The reading for the third Sunday in Advent is Isaiah 35:1-10, looking toward a time when there is no more fear.
When a people are enveloped over an extended period of time in an atmosphere of arrogance and are the victims of its injustice, they easily succumb to fear. Such was the case in Isaiah’s day. And all these years later a shroud of fear overlays many of our attitudes and actions today. We know what it feels like to have “feeble knees” and “fearful hearts” (35:3-4).
This is why the Advent message through the writing of Isaiah is so powerful this year. We continue to get daily doses of unfolding history which are clearly foreboding. “Fear not!” is a two-word exhortation to live another way–not only one that Isaiah uttered, but also the message Gabriel gave to Mary, and words Jesus and Paul spoke to anxious people.
This is more than telling someone to “Buck up!” although we can engage in practices that decrease our fears. Rather, the call to abandon fear is the deeper invitation to shift the basis of our trust from the things we see to the One Who is unseen.
This is not easy, and I admit that history shows there are often long stretches when Light and Life are eclipsed by darkness and death. Isaiah’s time included a 200-year period of division and exile.

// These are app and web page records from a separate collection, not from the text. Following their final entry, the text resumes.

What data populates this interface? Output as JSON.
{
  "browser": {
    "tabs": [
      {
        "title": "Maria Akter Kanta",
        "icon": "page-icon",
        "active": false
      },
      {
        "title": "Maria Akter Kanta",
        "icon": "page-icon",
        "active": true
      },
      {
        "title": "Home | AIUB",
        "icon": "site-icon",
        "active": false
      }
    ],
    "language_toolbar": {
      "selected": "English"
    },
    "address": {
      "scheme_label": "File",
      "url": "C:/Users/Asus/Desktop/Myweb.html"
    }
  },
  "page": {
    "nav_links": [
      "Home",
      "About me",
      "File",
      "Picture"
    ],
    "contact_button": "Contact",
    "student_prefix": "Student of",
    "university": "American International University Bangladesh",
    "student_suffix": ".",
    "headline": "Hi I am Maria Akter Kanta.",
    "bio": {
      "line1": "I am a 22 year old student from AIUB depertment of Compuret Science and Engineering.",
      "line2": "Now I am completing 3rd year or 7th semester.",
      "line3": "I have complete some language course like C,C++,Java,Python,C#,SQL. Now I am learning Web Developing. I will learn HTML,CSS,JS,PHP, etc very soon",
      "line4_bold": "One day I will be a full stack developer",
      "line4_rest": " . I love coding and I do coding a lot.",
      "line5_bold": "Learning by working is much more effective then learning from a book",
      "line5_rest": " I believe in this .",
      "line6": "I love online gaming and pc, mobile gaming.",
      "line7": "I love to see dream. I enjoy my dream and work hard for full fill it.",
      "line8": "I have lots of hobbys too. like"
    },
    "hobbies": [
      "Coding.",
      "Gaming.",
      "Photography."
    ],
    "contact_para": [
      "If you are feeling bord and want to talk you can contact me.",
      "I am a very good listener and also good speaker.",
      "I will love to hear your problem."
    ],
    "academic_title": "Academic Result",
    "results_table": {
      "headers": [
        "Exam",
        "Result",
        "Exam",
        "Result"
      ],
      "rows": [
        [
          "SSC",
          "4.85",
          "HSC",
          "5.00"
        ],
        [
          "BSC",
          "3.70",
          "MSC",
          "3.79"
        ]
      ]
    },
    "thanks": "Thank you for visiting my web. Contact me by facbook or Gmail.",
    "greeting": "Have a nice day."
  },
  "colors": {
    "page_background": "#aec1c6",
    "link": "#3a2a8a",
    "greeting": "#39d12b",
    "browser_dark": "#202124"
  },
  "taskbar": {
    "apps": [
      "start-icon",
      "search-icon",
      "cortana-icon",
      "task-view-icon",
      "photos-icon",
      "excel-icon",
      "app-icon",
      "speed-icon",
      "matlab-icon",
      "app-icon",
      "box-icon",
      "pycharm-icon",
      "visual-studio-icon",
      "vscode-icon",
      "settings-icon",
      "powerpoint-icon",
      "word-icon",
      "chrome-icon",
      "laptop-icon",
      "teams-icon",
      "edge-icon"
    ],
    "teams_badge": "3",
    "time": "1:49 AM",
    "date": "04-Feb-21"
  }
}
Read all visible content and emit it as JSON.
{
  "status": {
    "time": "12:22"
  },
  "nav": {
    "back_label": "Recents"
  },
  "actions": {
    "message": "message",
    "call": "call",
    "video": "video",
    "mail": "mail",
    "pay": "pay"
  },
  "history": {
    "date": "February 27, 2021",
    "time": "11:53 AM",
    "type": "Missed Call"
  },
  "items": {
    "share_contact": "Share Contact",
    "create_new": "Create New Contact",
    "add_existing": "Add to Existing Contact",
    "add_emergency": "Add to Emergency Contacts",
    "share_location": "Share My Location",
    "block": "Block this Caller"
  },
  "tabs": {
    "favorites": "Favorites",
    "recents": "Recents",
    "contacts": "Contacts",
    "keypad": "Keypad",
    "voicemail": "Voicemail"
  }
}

I have known people who suffered, without relief, until the day they died–despite being prayed for, anointed with oil, etc.
Isaiah’s vision did not begin in history, it began in the hearts of those who believed that sin, suffering, and struggle do not have the last word, and by faith they began to live in relation to that larger reality. Not one person lived to see the return and restoration of the exiled nation, but today’s reading shows that they saw it from afar, and their anticipation kept hope alive.
The writer of Hebrews said the same was true for the cavalcade of saints who likewise saw their redemption via anticipation (Hebrews 11:39-40). We continue to sing the fear-not message, “Though the wrong seems oft so strong, God is the ruler yet.” We enter Advent with the promise that there will indeed be a time when there is no more fear, and with the power of faith to deliver us from it in the meantime.